Talking with Insurgents: A Guide for the Perplexed

Daniel L. Byman
Daniel L. Byman
Daniel L. Byman Director and Professor, Security Studies Program - Georgetown University, Senior Fellow - Foreign Policy, Center for Middle East Policy

March 24, 2009


Talking with insurgents is often a necessary first step toward defeating them or reaching an acceptable compromise. These talks must often be done even as insurgents shoot at U.S. soldiers, and they in turn, shoot at them.
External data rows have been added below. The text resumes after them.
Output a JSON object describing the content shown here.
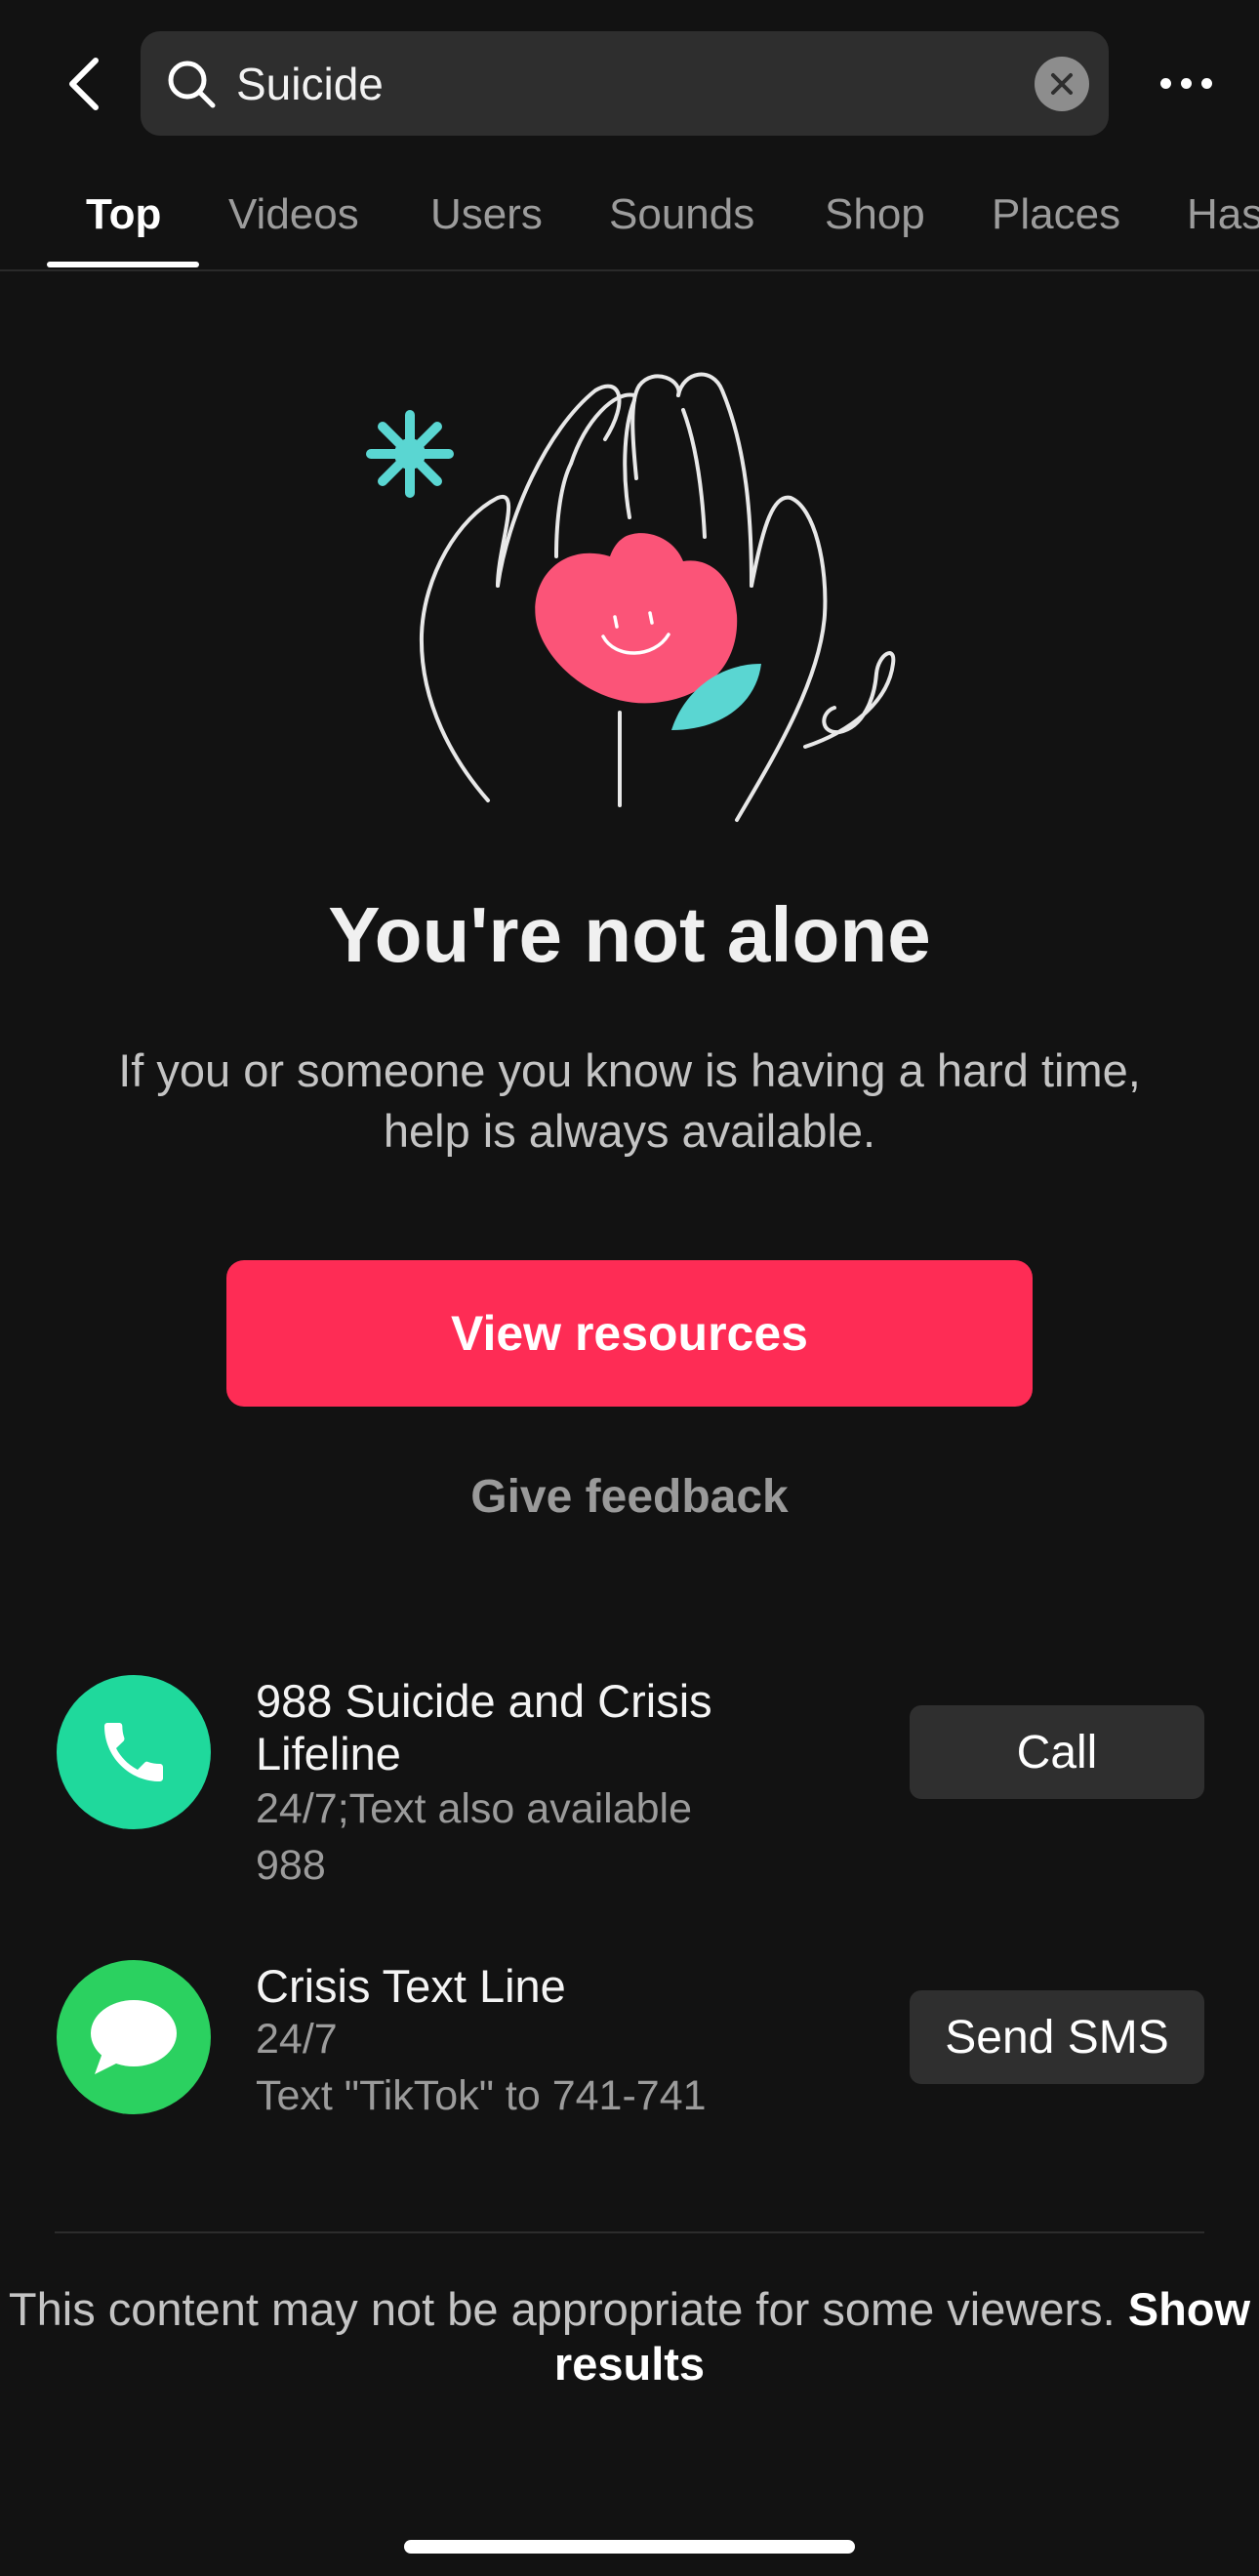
{
  "search": {
    "query": "Suicide"
  },
  "tabs": [
    {
      "label": "Top"
    },
    {
      "label": "Videos"
    },
    {
      "label": "Users"
    },
    {
      "label": "Sounds"
    },
    {
      "label": "Shop"
    },
    {
      "label": "Places"
    },
    {
      "label": "Has"
    }
  ],
  "intervention": {
    "headline": "You're not alone",
    "body": "If you or someone you know is having a hard time, help is always available.",
    "primary_button": "View resources",
    "feedback_link": "Give feedback"
  },
  "resources": [
    {
      "title": "988 Suicide and Crisis Lifeline",
      "lines": [
        "24/7;Text also available",
        "988"
      ],
      "action": "Call",
      "icon": "phone-icon",
      "color": "#1fd99c"
    },
    {
      "title": "Crisis Text Line",
      "lines": [
        "24/7",
        "Text \"TikTok\" to 741-741"
      ],
      "action": "Send SMS",
      "icon": "message-bubble-icon",
      "color": "#2bd160"
    }
  ],
  "notice": {
    "text": "This content may not be appropriate for some viewers.",
    "link": "Show results"
  },
  "colors": {
    "accent": "#fe2c55",
    "background": "#121212"
  }
}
Iraq represents perhaps the most recent and notable case where diplomacy triumphed: U.S. efforts to reach out to Iraqi Sunni tribal groups, many of which were linked to various insurgent organizations, eventually paid vast dividends as these tribes ‘‘flipped’’ and began to work with the coalition against al Qaeda in Iraq.1 In Shi‘a areas, both direct and indirect talks helped facilitate a ceasefire that has done much to keep Iraq’s fragile peace intact.

Not surprisingly, U.S. policymakers have looked to negotiations as a possible answer to the other major counterinsurgency challenge facing the country today, namely the Afghan insurgency against the Karzai government. Like the Iraqi insurgents, the Afghan insurgency is fractious, consisting of six main groups, most of which have divisions within them that could be exploited to convince some insurgents to abandon the overall insurgency and perhaps others to even join against their former allies. Unlike the Iraqi insurgents, however, the Afghan insurgency enjoys considerable support from a neighboring state, Pakistan.

Yet, talks are not cheap. They often fail and can even backfire. Talks provide legitimacy to the other side, a concession that some insurgent groups desperately seek. Talks may discredit those who have long called for peace, rewarding the use of violence. At times, cynical insurgent groups simply use the lull in fighting to rearm and regroup, becoming more deadly as a result of the negotiations. When done unilaterally, talks may also anger allies, who may be unable to negotiate for political reasons.2 Moreover, talks and the use of force usually go together rather than being seen as alternatives. As a result, insurgent groups are more likely to negotiate if they believe they have little chance of success on the battlefield.

There are indeed costs involved when engaging with insurgents. Some successful attempts, however, indicate that sometimes the advantages may outweigh the costs.3 Can the lessons drawn from the successes in the past be applied in Afghanistan? If so, what are the consequences for Afghanistan and U.S. counterinsurgency strategy?